a Class A Stock Restriction Agreement (“SRA”) in
2003. Bielfeldt and Graves accepted appointments to the board
of directors and, during the time relevant to this case,
Graves was the CEO of ELM.
2013, Graves contributed approximately $1.8 million to ELM to
avoid ELM going into default on its liability insurance and
to allow it to meet its payroll obligations. After doing so,
Graves sent an email to Bielfeldt on January 16, 2014
As we discussed, our shortfall was in the $1.8m to $2m range.
Since you left the meeting with this issue unresolved and I
did not hear back from you on options and the immediate
threat of not being able to pay our liability insurance down
payment or meet payroll, I personally put up $1.8m. The
threat of not making payroll for hundreds of employees and
families as well as defaulting on our liability insurance
requirements was unthinkable.
While I have done this to solve our immediate problem, I
can't do this alone. Therefore, we have a couple of
options. First and preferred option, is for you to come up
with $900K to equalize our contributions and risk. If this
option is not preferred then let's have your ownership
valued and work on an exit strategy. This is not the same
business model we acquired over 10 yrs ago but we have
survived and are having something to talk about. If you have
another option, please let me know as I value our friendship
and would like to see this worked out.
(D. 126 at ECF pp. 3-4).
responded to this email the same day with, “Let's
talk . . .” Id. Thereafter, Bielfeldt and
Graves executed a Fourth Amendment to Business Loan Agreement
wherein Graves was given the authority, in light of his
pledge of capital to:
borrow money in the name of the Corporation, sign execute and
deliver promissory notes or other evidence of indebtedness of
the Corporation; and, endorse, assign, transfer, mortgage or
pledge bills receivable, real estate or other property now
owned or hereafter owned or acquired by the Corporation as
security for sums borrowed.
Id. at 5.
communications occurred between Bielfeldt and Graves, but
Bielfeldt never took action to address the additional capital
Graves put into ELM. Finally, on May 12, 2014, Graves sent a

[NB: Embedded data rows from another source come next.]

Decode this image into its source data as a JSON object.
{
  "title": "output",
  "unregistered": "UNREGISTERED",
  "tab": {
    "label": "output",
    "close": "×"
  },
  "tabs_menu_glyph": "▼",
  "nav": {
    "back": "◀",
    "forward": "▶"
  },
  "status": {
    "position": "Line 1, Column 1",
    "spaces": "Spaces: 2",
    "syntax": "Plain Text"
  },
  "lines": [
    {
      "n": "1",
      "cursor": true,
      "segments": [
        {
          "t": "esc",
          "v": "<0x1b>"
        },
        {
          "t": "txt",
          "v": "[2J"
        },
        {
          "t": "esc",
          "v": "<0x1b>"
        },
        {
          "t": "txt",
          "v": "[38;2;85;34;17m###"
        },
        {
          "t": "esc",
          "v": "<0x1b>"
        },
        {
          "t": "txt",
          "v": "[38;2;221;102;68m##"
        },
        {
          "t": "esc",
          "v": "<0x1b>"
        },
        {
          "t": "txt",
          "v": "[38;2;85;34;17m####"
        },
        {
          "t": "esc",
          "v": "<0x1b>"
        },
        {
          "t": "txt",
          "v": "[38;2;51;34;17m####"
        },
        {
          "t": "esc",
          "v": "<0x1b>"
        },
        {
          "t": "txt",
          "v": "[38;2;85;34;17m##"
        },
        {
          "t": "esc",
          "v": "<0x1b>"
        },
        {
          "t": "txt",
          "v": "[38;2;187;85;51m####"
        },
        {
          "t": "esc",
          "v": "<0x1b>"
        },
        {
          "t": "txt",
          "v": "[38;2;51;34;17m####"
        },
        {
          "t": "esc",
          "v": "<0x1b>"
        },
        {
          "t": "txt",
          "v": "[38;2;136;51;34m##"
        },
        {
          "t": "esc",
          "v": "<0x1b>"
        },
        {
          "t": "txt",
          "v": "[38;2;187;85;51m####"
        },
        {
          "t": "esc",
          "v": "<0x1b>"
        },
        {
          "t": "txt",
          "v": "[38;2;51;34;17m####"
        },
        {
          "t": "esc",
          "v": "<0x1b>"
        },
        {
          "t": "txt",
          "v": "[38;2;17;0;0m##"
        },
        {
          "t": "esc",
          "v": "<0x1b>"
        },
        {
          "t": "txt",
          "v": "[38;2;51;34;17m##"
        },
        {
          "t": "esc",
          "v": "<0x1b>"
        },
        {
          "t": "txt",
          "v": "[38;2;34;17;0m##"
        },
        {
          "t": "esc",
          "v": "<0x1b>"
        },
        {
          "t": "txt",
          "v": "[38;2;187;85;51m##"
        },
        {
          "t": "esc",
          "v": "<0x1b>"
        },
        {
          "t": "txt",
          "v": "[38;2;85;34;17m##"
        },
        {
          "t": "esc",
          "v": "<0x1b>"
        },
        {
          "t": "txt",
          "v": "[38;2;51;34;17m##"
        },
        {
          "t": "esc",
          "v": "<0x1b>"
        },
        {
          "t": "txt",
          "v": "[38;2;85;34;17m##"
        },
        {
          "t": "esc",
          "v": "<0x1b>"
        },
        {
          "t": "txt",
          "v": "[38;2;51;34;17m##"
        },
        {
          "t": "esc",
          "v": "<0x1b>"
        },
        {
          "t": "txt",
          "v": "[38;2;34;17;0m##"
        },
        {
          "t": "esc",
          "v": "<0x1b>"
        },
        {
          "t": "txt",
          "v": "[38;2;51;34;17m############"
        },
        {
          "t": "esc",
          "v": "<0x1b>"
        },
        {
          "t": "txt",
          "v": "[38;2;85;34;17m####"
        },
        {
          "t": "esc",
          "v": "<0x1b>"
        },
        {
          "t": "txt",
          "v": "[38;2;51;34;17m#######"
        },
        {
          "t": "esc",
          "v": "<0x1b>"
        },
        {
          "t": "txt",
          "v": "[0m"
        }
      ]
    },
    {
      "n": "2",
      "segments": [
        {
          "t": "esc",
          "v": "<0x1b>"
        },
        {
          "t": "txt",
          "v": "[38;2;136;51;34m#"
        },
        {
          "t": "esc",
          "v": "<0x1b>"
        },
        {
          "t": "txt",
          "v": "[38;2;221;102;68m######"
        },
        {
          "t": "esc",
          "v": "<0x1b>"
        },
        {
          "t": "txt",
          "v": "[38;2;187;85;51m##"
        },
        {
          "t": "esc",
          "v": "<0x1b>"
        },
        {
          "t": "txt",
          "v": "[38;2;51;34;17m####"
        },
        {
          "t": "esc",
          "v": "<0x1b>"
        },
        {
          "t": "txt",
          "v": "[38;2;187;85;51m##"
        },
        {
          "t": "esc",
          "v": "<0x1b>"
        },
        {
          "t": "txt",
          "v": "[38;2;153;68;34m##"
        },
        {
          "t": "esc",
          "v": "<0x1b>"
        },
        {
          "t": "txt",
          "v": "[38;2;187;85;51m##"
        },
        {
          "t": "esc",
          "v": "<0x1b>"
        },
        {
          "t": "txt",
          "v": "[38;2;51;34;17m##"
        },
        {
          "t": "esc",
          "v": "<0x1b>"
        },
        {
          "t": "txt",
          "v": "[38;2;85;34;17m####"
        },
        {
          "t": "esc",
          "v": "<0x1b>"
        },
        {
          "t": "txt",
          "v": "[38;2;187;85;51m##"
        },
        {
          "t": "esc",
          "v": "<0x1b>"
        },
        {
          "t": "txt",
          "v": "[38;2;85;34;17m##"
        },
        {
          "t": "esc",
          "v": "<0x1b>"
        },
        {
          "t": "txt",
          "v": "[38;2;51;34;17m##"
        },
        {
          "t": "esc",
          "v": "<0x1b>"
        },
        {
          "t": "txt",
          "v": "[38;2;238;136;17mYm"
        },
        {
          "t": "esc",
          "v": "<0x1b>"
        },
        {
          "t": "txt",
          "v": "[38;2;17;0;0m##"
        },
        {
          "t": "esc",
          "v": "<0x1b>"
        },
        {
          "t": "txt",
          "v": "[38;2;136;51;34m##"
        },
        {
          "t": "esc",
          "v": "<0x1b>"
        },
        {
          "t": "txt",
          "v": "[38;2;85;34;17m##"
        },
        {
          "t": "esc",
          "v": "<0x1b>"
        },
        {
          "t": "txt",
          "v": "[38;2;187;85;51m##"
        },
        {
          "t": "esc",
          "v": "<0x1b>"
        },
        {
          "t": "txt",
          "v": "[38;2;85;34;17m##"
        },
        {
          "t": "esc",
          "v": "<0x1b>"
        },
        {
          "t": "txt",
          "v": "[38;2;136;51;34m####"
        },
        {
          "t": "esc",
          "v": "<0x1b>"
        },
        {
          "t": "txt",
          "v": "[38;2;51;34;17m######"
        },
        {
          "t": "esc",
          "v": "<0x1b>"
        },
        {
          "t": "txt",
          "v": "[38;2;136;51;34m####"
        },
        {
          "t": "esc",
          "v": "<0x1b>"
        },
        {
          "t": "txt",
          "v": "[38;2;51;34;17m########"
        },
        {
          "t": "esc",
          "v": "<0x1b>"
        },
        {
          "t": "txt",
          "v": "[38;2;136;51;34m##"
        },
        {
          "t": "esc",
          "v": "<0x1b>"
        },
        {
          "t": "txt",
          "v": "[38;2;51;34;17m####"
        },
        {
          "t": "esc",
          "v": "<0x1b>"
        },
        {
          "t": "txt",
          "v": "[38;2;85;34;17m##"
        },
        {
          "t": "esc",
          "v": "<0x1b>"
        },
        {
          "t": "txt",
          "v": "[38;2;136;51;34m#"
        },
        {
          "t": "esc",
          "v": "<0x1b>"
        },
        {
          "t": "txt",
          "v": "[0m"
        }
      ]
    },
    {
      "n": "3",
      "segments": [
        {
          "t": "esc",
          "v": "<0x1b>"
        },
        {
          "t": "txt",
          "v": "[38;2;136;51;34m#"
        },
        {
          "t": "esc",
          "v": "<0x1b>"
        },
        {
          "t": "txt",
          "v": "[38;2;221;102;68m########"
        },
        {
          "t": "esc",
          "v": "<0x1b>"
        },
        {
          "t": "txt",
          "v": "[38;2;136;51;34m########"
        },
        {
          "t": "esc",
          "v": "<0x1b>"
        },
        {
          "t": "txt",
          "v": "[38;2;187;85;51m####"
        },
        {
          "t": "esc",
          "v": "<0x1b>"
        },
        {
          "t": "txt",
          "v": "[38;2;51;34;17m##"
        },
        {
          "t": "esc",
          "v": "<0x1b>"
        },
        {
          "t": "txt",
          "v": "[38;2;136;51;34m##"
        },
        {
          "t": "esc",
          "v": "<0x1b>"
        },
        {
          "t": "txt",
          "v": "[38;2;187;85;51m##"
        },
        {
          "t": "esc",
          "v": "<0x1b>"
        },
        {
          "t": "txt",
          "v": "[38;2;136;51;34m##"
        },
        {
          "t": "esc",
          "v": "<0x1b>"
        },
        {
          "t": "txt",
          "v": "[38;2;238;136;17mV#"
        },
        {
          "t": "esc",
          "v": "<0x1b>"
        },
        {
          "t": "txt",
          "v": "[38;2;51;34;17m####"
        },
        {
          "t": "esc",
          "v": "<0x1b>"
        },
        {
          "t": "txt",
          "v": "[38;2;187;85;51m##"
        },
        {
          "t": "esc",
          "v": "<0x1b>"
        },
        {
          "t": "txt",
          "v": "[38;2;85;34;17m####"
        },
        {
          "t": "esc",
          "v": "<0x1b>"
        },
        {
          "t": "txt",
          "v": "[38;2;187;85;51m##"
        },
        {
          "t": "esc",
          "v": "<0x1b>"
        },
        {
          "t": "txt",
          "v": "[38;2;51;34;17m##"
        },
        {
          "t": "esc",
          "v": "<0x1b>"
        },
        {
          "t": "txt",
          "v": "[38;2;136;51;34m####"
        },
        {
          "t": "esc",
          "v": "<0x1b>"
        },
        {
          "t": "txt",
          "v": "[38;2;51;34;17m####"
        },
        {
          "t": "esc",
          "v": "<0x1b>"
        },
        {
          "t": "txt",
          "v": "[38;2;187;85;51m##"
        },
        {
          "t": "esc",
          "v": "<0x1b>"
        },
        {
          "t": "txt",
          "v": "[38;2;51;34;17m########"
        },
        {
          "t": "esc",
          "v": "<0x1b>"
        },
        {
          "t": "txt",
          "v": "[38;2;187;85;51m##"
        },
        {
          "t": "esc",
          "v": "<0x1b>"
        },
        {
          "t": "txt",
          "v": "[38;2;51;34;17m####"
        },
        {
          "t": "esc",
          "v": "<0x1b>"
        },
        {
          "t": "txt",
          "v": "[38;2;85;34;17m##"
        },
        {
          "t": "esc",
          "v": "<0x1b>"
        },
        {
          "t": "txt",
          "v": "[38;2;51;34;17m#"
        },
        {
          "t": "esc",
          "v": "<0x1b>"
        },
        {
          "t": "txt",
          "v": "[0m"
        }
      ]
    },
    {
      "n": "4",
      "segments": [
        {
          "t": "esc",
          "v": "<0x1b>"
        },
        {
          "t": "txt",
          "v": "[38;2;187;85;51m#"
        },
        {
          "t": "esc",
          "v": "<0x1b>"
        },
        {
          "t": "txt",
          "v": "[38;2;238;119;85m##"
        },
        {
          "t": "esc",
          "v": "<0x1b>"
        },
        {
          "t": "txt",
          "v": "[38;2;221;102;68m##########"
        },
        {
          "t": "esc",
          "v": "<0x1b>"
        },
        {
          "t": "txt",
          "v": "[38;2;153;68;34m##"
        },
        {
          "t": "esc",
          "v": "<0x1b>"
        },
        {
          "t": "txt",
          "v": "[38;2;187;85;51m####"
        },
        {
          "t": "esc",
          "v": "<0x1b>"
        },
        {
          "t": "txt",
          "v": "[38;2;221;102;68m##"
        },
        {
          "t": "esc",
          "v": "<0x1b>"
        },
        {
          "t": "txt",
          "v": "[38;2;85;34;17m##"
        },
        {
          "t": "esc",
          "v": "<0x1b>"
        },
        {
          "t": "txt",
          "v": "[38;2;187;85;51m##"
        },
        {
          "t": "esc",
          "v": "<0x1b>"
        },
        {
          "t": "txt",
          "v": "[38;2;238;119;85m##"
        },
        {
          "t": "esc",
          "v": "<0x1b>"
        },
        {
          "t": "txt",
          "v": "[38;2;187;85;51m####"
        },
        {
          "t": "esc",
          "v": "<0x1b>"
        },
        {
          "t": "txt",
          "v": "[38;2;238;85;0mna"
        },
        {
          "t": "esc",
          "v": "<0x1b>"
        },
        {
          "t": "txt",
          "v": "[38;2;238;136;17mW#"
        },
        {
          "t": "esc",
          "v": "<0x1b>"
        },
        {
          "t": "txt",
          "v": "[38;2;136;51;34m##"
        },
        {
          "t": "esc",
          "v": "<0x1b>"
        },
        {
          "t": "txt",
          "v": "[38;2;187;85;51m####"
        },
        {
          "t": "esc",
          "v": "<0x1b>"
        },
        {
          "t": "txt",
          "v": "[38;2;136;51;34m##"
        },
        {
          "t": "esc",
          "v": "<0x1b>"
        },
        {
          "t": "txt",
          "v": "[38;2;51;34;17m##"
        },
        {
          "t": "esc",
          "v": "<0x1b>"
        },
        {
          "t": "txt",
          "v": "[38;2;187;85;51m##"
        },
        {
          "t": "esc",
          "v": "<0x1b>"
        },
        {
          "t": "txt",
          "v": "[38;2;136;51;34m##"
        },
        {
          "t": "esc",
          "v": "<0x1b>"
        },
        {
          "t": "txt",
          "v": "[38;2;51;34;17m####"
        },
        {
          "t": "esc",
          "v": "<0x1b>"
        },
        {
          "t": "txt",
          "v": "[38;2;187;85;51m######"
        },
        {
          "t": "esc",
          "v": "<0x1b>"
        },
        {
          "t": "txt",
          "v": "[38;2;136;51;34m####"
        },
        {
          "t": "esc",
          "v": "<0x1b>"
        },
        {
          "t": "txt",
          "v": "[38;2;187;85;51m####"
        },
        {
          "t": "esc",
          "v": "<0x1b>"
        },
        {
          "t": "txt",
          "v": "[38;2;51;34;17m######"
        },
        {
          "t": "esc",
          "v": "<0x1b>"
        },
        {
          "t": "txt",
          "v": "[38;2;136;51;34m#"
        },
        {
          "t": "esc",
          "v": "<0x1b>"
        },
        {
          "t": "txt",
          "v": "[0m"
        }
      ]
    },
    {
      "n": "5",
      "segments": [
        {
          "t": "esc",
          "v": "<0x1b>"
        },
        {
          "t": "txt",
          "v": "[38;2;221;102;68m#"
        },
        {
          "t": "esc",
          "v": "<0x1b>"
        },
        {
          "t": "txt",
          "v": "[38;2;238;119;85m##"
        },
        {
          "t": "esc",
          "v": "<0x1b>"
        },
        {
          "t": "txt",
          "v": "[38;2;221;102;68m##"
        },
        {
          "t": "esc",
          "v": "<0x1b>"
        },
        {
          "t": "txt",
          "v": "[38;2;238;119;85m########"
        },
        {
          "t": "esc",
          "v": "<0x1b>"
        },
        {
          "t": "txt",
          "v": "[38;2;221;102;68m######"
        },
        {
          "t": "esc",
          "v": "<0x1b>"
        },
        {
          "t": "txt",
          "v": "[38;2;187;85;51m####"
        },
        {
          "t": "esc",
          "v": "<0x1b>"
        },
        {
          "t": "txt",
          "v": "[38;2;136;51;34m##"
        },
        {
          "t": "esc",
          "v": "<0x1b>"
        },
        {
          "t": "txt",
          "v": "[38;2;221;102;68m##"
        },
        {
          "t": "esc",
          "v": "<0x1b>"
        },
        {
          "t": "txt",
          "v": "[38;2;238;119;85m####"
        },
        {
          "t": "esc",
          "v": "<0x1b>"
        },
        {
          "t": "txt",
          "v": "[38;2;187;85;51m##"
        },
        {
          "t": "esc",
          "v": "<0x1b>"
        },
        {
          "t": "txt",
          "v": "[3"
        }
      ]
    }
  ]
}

letter to Bielfeldt on company letterhead. That letter in its
entirety is as follows:
Mr. David Bietfcldt
4737 N, Grand view Drive
Peoria Heights, IT, ...